**Exercise goal**
Which of the lines below contain the string "mail"? Pull each one out of the data.

(Component data from apps and pages)
+===+

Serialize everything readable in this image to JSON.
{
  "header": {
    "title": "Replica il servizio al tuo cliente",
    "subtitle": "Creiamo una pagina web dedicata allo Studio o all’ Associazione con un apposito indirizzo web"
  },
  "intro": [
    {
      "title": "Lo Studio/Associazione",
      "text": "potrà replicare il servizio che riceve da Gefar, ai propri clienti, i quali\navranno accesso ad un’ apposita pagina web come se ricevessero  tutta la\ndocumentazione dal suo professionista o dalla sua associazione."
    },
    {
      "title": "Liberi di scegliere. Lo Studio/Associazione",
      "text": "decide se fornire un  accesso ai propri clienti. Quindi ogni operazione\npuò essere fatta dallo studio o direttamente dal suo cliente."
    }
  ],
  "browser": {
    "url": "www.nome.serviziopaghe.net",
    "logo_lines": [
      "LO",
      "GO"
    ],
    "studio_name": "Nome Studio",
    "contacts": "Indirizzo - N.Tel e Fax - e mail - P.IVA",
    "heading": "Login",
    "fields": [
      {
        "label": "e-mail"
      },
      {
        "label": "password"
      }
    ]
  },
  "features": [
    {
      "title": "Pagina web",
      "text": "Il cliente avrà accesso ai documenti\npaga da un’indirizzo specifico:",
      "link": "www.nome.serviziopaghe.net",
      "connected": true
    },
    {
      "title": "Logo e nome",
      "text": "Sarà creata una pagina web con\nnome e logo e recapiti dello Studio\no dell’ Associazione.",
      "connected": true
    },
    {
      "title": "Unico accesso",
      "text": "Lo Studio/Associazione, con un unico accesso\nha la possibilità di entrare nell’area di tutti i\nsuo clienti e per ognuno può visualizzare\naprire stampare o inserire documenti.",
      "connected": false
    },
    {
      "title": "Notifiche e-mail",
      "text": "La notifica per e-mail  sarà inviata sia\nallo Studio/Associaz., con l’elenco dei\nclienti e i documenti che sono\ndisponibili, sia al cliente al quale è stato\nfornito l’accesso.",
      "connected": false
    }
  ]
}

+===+

**Exercise output**
    "contacts": "Indirizzo - N.Tel e Fax - e mail - P.IVA",
        "label": "e-mail"
      "title": "Notifiche e-mail",
      "text": "La notifica per e-mail  sarà inviata sia\nallo Studio/Associaz., con l’elenco dei\nclienti e i documenti che sono\ndisponibili, sia al cliente al quale è stato\nfornito l’accesso.",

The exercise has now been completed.